The local small press, Zombies Need Brains, was founded by author Joshua Palmatier. The small press is currently running a Kickstarter campaign to fund its next two anthologies. In this interview, Palmatier talks about the work behind running a successful campaign, and why he’s dedicated to offering unknown authors a chance to submit their work to the anthology. https://wskg.org/audio/PALMATIERFINAL.mp3

March 12, 2015 | The Gin Game; author Deborah Blake; Romancing Spain

Ti-Ahwaga Community Players present The Gin Game. 

Oneonta author Deborah Blake talks about the new book in her Baba Yaga series. We hear an excerpt from Romancing Spain by Lamar Herrin read by David Romm at last November’s Ithaca Out Loud event. Entertainment Editor Chris Kocher gives us a look at what is coming up this weekend.

January 22, 2015 | Little Delaware Youth Ensemble; Paul Schleuse; Bag 'Bones (the Sultana musical)

Michael Hanbridge talks about the upcoming performances by the Little Delaware Youth Ensemble that is currently celebrating 15 years of making music. Jeff Stachyra and Laura Cunningham have written a musical about the disaster of the steamboat Sultana. They speak about the history of the Sultana and about the musical, Bag O’ Bones, which is coming to the Bundy Museum. Binghamton University professor Paul Schleuse continues his remarks about his book Singing Games in Early Modern Italy which will be published in the spring.

January 15, 2015 | Jersey Boys; Theatron Productions; Haydn's Seven Last Words
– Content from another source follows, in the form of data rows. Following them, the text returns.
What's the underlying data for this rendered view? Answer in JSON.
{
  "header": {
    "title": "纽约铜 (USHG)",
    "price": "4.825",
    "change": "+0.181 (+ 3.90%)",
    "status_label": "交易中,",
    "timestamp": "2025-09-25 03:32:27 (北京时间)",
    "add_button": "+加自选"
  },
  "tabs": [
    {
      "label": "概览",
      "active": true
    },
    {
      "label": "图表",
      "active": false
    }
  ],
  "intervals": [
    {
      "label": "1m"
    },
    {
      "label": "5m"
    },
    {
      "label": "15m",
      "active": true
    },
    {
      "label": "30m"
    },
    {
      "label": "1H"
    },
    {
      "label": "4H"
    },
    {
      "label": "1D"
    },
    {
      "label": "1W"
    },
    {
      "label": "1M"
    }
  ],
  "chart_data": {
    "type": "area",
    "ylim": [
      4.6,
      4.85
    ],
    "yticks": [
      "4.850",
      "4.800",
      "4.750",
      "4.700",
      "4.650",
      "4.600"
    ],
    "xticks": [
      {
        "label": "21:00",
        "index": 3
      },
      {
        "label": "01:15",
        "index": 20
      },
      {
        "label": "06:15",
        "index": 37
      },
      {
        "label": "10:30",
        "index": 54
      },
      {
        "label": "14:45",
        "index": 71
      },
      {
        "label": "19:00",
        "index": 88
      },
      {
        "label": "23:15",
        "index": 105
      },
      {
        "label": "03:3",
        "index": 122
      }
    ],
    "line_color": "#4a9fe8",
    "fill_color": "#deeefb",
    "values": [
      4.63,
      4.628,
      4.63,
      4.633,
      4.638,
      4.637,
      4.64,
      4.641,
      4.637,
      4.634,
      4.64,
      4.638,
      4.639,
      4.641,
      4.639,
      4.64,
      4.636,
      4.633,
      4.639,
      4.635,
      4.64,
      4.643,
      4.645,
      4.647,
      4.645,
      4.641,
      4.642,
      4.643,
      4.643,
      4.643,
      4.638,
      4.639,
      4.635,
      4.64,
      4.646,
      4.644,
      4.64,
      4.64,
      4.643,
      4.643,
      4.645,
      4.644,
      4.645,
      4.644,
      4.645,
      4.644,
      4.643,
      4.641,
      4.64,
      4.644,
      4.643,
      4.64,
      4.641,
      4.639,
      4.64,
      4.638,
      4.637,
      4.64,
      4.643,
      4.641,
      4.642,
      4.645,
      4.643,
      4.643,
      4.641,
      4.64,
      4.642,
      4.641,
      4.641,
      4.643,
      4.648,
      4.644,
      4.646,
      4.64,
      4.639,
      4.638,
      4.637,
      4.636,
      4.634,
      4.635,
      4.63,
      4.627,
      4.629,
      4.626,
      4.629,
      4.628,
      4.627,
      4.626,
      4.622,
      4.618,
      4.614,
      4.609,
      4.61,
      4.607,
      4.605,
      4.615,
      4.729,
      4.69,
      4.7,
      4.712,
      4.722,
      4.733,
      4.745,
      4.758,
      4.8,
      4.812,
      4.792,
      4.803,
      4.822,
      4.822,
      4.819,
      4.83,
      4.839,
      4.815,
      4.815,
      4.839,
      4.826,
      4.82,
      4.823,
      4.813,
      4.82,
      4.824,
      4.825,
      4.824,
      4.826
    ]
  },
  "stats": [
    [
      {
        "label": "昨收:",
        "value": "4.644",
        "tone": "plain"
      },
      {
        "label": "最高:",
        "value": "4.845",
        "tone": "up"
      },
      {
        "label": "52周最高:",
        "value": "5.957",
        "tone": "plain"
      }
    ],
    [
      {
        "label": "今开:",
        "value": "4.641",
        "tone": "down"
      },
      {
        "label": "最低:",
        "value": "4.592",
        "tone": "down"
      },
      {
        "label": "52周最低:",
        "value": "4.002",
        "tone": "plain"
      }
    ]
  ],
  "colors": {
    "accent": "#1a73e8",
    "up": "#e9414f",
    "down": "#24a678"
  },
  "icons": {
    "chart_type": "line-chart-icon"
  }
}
Theatron Productions presents their first performance, a cabaret of show tunes from musicals that weren’t big hits. Crystal Sarakas speaks with a cast member of the touring company of the musical Jersey Boys. Conductor Gerald Wolfe talks about the winter concert of the Ithaca Community Chorus that features Haydn’s Seven Last Words. Binghamton University professor Paul Schleuse has written a book about music from the early days of the printing press.  We hear part one of Bill Snyder’s interview with him.